An older woman in a loose black cocktail dress and too high heels came in and went straight over to Julia, barking at her and slapping her companion. She was younger than the man. Consequently, I couldn’t tell if she was the scorned wife or a displaced mistress. In any case, she won, and Julia was left alone. She was somewhat drunk and less attractive. She tried to catch the attention of those who flirted with her earlier, but as I picked up plates and glasses, I could hear them make polite excuses and head for the elevator.
I went back to the barbecue and asked Miguel to help her. He pulled a plate of sausages from a lower compartment and walked over.
“Look at this! We save the best for last. This is for you: A sample plate of Mexico’s finest sausage by VW. Try this and let me know what you think.”
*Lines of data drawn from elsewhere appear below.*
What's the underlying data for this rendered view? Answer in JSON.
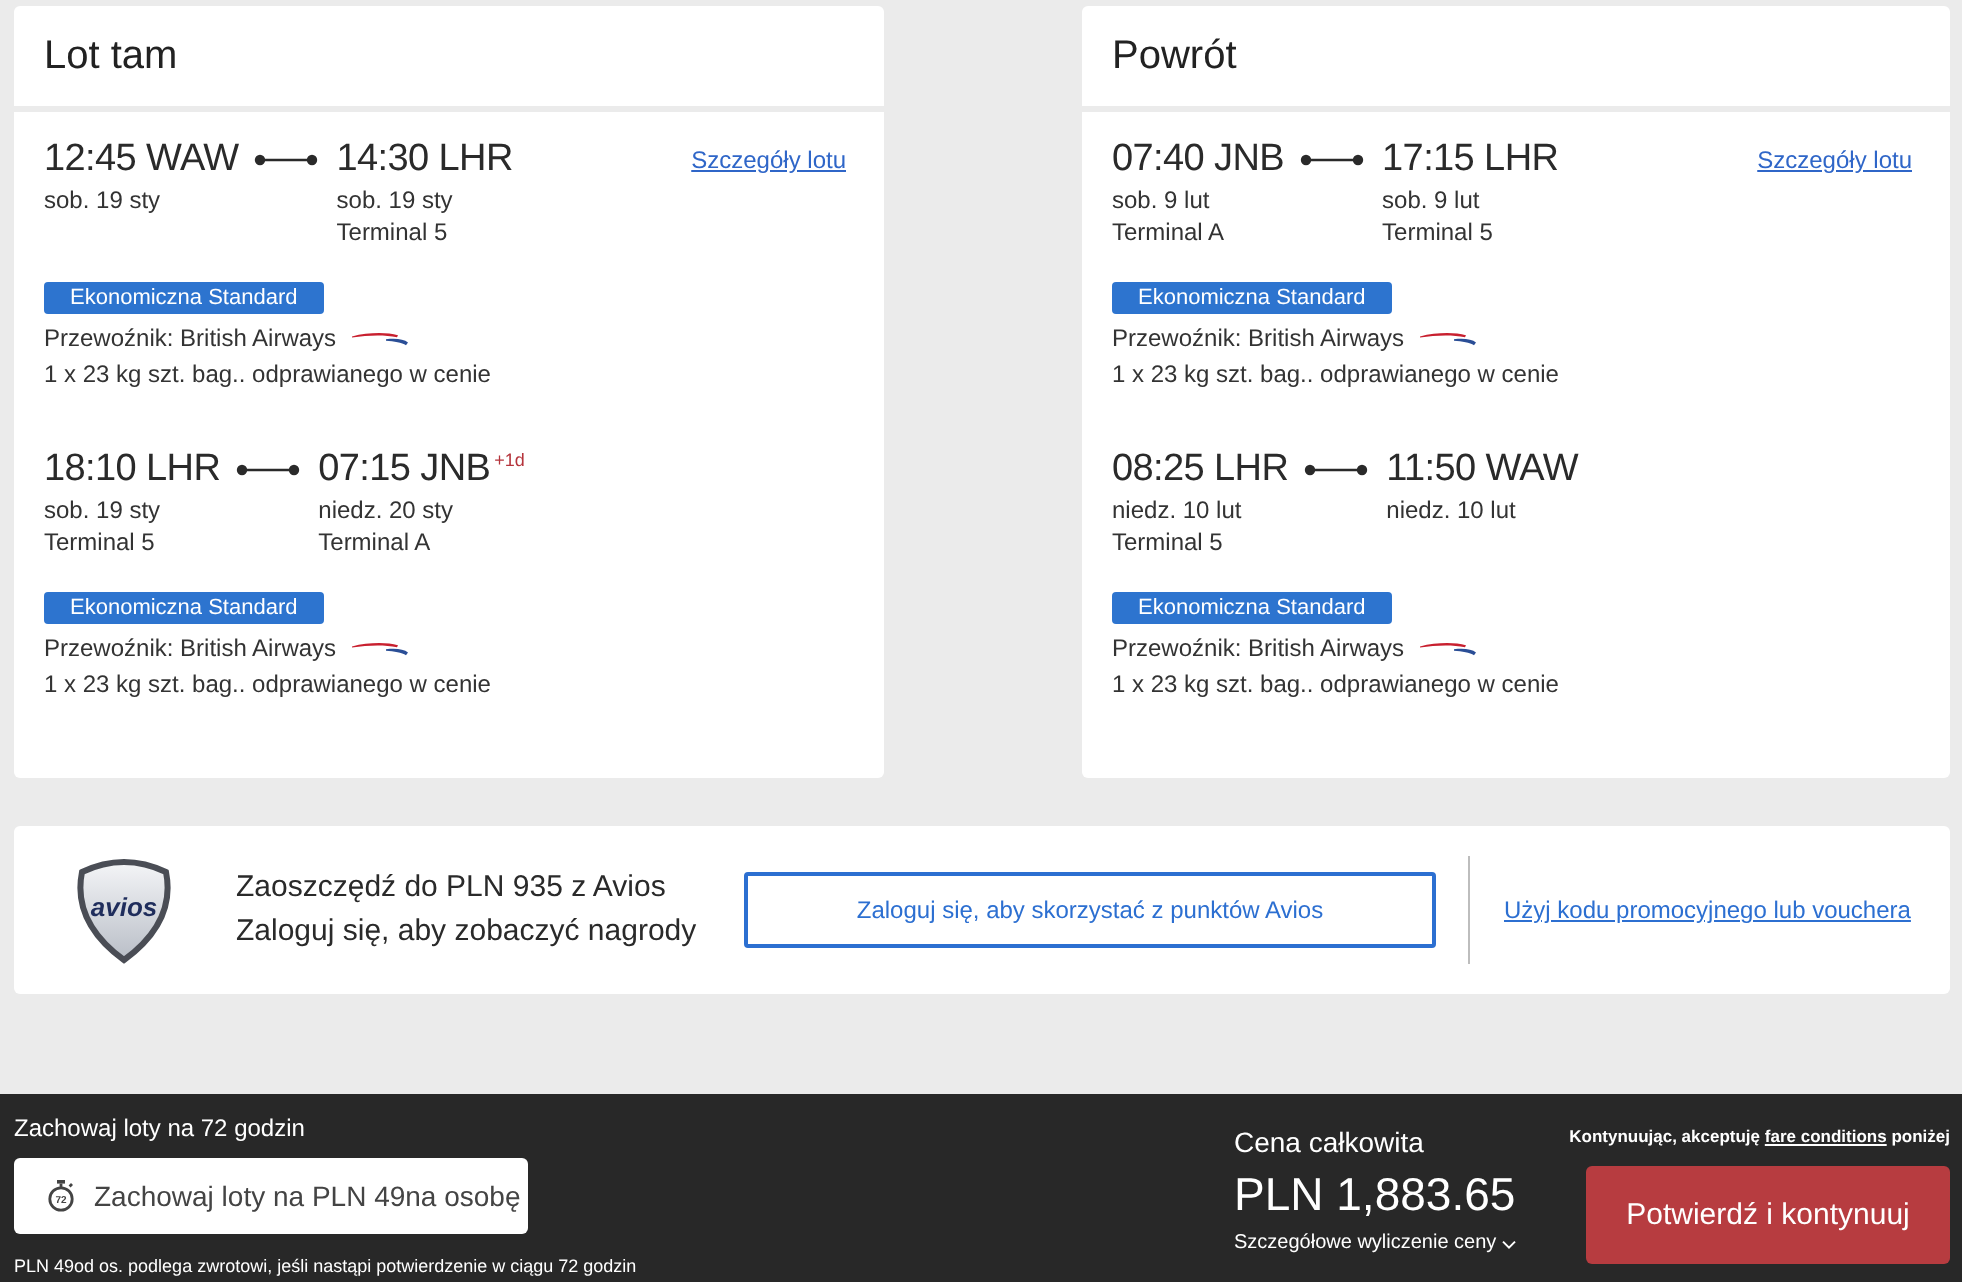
{
  "journeys": [
    {
      "title": "Lot tam",
      "segments": [
        {
          "departure": {
            "time": "12:45 WAW",
            "date": "sob. 19 sty"
          },
          "arrival": {
            "time": "14:30 LHR",
            "date": "sob. 19 sty",
            "terminal": "Terminal 5"
          },
          "details_link": "Szczegóły lotu",
          "fare_badge": "Ekonomiczna Standard",
          "carrier": "Przewoźnik: British Airways",
          "baggage": "1 x 23 kg szt. bag.. odprawianego w cenie"
        },
        {
          "departure": {
            "time": "18:10 LHR",
            "date": "sob. 19 sty",
            "terminal": "Terminal 5"
          },
          "arrival": {
            "time": "07:15 JNB",
            "day_offset": "+1d",
            "date": "niedz. 20 sty",
            "terminal": "Terminal A"
          },
          "fare_badge": "Ekonomiczna Standard",
          "carrier": "Przewoźnik: British Airways",
          "baggage": "1 x 23 kg szt. bag.. odprawianego w cenie"
        }
      ]
    },
    {
      "title": "Powrót",
      "segments": [
        {
          "departure": {
            "time": "07:40 JNB",
            "date": "sob. 9 lut",
            "terminal": "Terminal A"
          },
          "arrival": {
            "time": "17:15 LHR",
            "date": "sob. 9 lut",
            "terminal": "Terminal 5"
          },
          "details_link": "Szczegóły lotu",
          "fare_badge": "Ekonomiczna Standard",
          "carrier": "Przewoźnik: British Airways",
          "baggage": "1 x 23 kg szt. bag.. odprawianego w cenie"
        },
        {
          "departure": {
            "time": "08:25 LHR",
            "date": "niedz. 10 lut",
            "terminal": "Terminal 5"
          },
          "arrival": {
            "time": "11:50 WAW",
            "date": "niedz. 10 lut"
          },
          "fare_badge": "Ekonomiczna Standard",
          "carrier": "Przewoźnik: British Airways",
          "baggage": "1 x 23 kg szt. bag.. odprawianego w cenie"
        }
      ]
    }
  ],
  "avios": {
    "logo_text": "avios",
    "headline": "Zaoszczędź do PLN 935 z Avios",
    "subline": "Zaloguj się, aby zobaczyć nagrody",
    "login_button": "Zaloguj się, aby skorzystać z punktów Avios",
    "promo_link": "Użyj kodu promocyjnego lub vouchera"
  },
  "footer": {
    "hold_title": "Zachowaj loty na 72 godzin",
    "hold_button": {
      "icon_label": "72",
      "label": "Zachowaj loty na PLN 49na osobę"
    },
    "hold_note": "PLN 49od os. podlega zwrotowi, jeśli nastąpi potwierdzenie w ciągu 72 godzin",
    "price_label": "Cena całkowita",
    "price": "PLN 1,883.65",
    "price_details": "Szczegółowe wyliczenie ceny",
    "terms": {
      "before": "Kontynuując, akceptuję",
      "link": "fare conditions",
      "after": "poniżej"
    },
    "confirm_button": "Potwierdź i kontynuuj"
  }
}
Julia was important again. She carefully told Miguel her opinion on all of it, while the rest of the guests filed out. It was a ruse we used continually. Obnoxious drunks would stop fighting, eat too much meat, and slip away to vomit. Those who were saddened, usually by a drop in the pecking order, found the meat comforting. If there was no situation to remedy, the sample plate would appear at the end of a party as a way of building my business.
Eventually, the three of us were left with the maintenance crew, waiting for Gorda to cool down. Everything else was loaded in our van.
Julia started watching me. Her eyes followed me as I walked around to make sure that nothing was left behind. Finally she blurted out, “Antonio! You’re the other maricón!”
I hugged her anyway. I took off her sunglasses and revealed sunken, defeated eyes. She helped us take Gorda down the stairs, ruining her dress in the process. She would stay with us. Her casita was closed.
We talked at home for about an hour. I tried to get her to come to work for us. I hated to see her fall like that. I made some other suggestions. Finally I blurted out, “You’re a little too old to be put in a casita.”
She slapped me across the face and went to bed. “Maybe it sunk in,” I almost said.
The next morning Martina found her, and the two of them began a long intense discussion in one of our bedrooms. Julia listened, occasionally making a point or raising and objection. Martina, only a few years older, made intense hand gestures and sometimes raised her voice: “That’s not what it means to be a woman! You’re like a pet!” and finally, “You don’t even care about those people.”
After a few days, Julia left to stay with Martina. In the meantime, she helped us at parties. Working with her was, in a way, recapturing our childhood. Instead of swimming, we were running up and down stairs with trays of food and drinks. None of our gigs were with her old crowd. She was punctual for three weeks.
Julia and Martina got along well, giving each other advice. Julia helped Martina with fashion, while Martina was Julia’s mentor for things that mattered. Julia started taking classes. It was the first time I had heard her talk about books.
One morning, Martina came to work and hardly spoke to us. She hardly said a word before I left on my sales route and was equally silent when I came back. That night, Julia didn’t show up. After a week of a sullen Martina and no Julia, I asked what was going on.
“There’s no talking to some people. She started to study, then stopped her classes after beginning an affair with a teacher. When she got the director’s attention, she threw him over the side. She’s back in her casita, courtesy of someone at the education ministry.”
Martina grabbed a stack of receipts, stared intently at her desk, and motioned me away.
Synopsis: Reggie Singh is dying of kidney failure at the Veterans’ Administration hospital in La Jolla, California. The book is a long letter to his partner, telling him the truth. It will be delivered after he dies. He reveals that he never worked for the CIA. His past as an operative working in Pakistan is made up. His real name is Antonio, and he is Mexican He is in the Witness Protection Program because he shot Ramon*, a cartel leader, and got the reward money.
More info @ Goodreads.
To be released October 2011